##### PROVIDED RECORDS #####

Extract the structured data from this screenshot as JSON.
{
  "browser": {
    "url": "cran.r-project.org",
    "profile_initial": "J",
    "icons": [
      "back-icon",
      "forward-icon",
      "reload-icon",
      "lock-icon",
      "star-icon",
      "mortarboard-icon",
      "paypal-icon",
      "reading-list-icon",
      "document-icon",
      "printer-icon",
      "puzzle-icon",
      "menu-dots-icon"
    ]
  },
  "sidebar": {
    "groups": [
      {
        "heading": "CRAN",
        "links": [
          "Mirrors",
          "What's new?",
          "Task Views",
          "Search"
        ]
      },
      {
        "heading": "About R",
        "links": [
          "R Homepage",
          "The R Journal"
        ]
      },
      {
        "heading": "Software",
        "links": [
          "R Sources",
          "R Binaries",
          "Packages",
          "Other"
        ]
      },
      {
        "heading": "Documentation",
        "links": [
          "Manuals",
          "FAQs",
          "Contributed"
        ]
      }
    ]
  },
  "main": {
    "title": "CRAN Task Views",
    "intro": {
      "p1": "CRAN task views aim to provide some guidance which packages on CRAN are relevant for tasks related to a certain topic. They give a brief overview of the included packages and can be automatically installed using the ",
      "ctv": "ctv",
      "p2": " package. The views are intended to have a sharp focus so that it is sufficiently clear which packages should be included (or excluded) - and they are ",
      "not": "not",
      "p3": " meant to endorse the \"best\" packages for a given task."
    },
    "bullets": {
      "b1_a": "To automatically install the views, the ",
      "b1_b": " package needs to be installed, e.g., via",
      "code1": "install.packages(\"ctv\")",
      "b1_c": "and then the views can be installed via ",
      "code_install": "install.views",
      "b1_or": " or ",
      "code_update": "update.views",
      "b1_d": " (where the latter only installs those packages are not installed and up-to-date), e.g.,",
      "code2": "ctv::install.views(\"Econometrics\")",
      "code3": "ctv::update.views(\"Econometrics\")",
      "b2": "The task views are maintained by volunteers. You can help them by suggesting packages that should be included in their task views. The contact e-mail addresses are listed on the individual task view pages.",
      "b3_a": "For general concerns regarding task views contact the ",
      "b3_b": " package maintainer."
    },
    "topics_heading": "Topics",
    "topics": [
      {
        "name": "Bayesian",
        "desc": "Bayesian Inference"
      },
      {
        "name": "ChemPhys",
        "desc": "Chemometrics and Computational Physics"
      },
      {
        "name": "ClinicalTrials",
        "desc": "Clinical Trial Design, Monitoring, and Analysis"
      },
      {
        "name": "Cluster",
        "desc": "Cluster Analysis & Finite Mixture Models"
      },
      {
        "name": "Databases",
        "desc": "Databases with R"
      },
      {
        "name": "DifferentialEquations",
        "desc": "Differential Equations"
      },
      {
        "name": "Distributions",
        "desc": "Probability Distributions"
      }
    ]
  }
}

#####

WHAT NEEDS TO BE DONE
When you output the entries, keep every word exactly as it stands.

EXERCISE RESULT
Extract the structured data from this screenshot as JSON.
{
  "browser": {
    "url": "cran.r-project.org",
    "profile_initial": "J",
    "icons": [
      "back-icon",
      "forward-icon",
      "reload-icon",
      "lock-icon",
      "star-icon",
      "mortarboard-icon",
      "paypal-icon",
      "reading-list-icon",
      "document-icon",
      "printer-icon",
      "puzzle-icon",
      "menu-dots-icon"
    ]
  },
  "sidebar": {
    "groups": [
      {
        "heading": "CRAN",
        "links": [
          "Mirrors",
          "What's new?",
          "Task Views",
          "Search"
        ]
      },
      {
        "heading": "About R",
        "links": [
          "R Homepage",
          "The R Journal"
        ]
      },
      {
        "heading": "Software",
        "links": [
          "R Sources",
          "R Binaries",
          "Packages",
          "Other"
        ]
      },
      {
        "heading": "Documentation",
        "links": [
          "Manuals",
          "FAQs",
          "Contributed"
        ]
      }
    ]
  },
  "main": {
    "title": "CRAN Task Views",
    "intro": {
      "p1": "CRAN task views aim to provide some guidance which packages on CRAN are relevant for tasks related to a certain topic. They give a brief overview of the included packages and can be automatically installed using the ",
      "ctv": "ctv",
      "p2": " package. The views are intended to have a sharp focus so that it is sufficiently clear which packages should be included (or excluded) - and they are ",
      "not": "not",
      "p3": " meant to endorse the \"best\" packages for a given task."
    },
    "bullets": {
      "b1_a": "To automatically install the views, the ",
      "b1_b": " package needs to be installed, e.g., via",
      "code1": "install.packages(\"ctv\")",
      "b1_c": "and then the views can be installed via ",
      "code_install": "install.views",
      "b1_or": " or ",
      "code_update": "update.views",
      "b1_d": " (where the latter only installs those packages are not installed and up-to-date), e.g.,",
      "code2": "ctv::install.views(\"Econometrics\")",
      "code3": "ctv::update.views(\"Econometrics\")",
      "b2": "The task views are maintained by volunteers. You can help them by suggesting packages that should be included in their task views. The contact e-mail addresses are listed on the individual task view pages.",
      "b3_a": "For general concerns regarding task views contact the ",
      "b3_b": " package maintainer."
    },
    "topics_heading": "Topics",
    "topics": [
      {
        "name": "Bayesian",
        "desc": "Bayesian Inference"
      },
      {
        "name": "ChemPhys",
        "desc": "Chemometrics and Computational Physics"
      },
      {
        "name": "ClinicalTrials",
        "desc": "Clinical Trial Design, Monitoring, and Analysis"
      },
      {
        "name": "Cluster",
        "desc": "Cluster Analysis & Finite Mixture Models"
      },
      {
        "name": "Databases",
        "desc": "Databases with R"
      },
      {
        "name": "DifferentialEquations",
        "desc": "Differential Equations"
      },
      {
        "name": "Distributions",
        "desc": "Probability Distributions"
      }
    ]
  }
}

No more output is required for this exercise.